====== Data for analysis
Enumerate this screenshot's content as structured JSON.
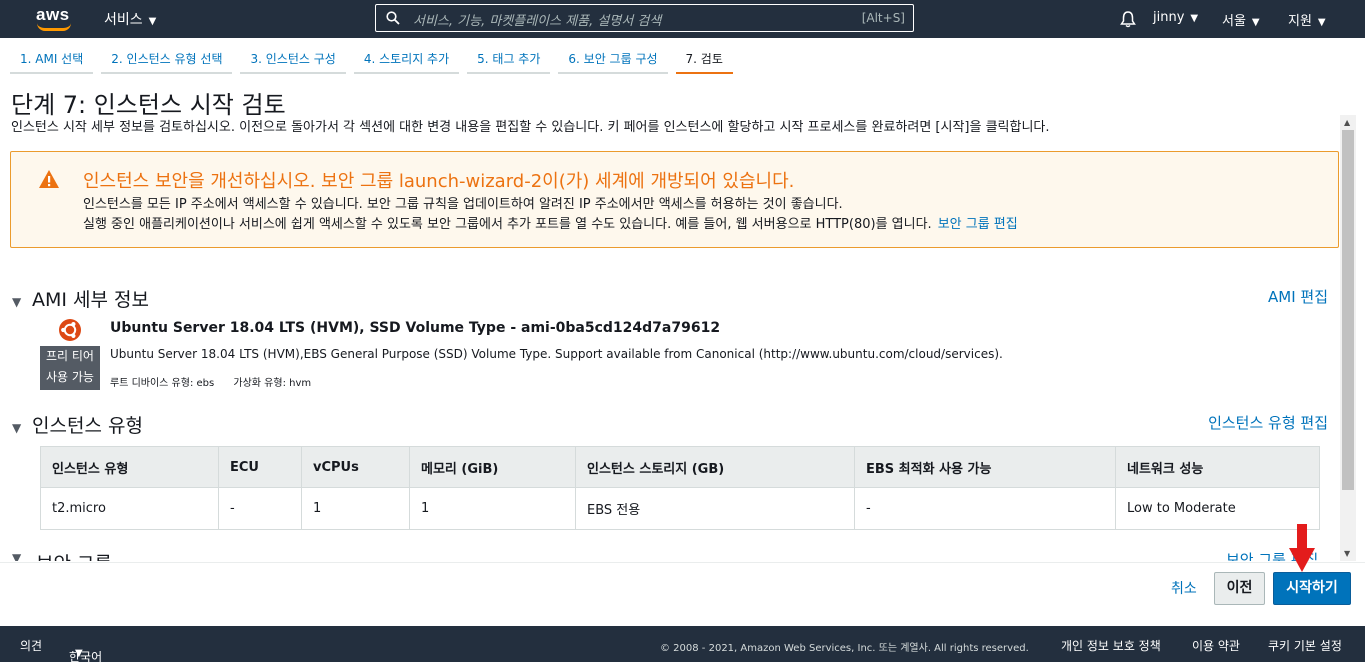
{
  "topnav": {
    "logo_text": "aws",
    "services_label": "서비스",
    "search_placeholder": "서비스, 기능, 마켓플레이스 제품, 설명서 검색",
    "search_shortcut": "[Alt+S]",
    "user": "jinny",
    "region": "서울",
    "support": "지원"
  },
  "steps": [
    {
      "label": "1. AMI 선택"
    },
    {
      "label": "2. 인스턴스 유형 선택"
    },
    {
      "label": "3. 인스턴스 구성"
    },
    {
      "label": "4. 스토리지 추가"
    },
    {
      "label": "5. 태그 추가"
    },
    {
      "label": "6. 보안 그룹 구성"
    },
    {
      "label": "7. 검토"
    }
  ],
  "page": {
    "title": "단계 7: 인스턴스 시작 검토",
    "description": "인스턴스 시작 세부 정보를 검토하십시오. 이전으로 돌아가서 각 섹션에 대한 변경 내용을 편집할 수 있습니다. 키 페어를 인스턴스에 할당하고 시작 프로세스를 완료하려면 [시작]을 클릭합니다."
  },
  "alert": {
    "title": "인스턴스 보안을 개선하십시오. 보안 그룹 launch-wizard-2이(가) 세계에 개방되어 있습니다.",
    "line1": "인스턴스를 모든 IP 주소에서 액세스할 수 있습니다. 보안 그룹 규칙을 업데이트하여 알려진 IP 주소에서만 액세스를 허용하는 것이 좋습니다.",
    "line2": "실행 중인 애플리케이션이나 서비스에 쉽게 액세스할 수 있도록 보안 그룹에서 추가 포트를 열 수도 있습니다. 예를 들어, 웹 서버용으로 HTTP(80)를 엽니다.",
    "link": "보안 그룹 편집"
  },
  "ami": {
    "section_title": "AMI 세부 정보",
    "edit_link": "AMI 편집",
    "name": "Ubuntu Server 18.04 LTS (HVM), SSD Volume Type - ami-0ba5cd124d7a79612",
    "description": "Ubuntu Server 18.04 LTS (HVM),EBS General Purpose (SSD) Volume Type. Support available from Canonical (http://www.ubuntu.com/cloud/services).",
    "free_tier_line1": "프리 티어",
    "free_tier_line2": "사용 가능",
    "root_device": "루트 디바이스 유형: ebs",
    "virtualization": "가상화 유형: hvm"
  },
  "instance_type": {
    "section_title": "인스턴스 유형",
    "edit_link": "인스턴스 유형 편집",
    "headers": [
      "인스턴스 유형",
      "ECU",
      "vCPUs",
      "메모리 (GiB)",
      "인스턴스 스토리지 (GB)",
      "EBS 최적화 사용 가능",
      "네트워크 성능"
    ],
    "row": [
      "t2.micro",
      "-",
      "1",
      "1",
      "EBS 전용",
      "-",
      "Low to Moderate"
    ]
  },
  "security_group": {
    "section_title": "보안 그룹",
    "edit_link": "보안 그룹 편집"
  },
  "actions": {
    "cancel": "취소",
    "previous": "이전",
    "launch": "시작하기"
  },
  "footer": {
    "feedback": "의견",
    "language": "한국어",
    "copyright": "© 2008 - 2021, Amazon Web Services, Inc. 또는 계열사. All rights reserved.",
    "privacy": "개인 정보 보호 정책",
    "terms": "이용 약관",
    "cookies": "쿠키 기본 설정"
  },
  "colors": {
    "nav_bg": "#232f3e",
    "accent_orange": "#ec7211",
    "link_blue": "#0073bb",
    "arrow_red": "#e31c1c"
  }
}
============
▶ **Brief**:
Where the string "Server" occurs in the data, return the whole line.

▶ **Solution for this task**:
    "name": "Ubuntu Server 18.04 LTS (HVM), SSD Volume Type - ami-0ba5cd124d7a79612",
    "description": "Ubuntu Server 18.04 LTS (HVM),EBS General Purpose (SSD) Volume Type. Support available from Canonical (http://www.ubuntu.com/cloud/services).",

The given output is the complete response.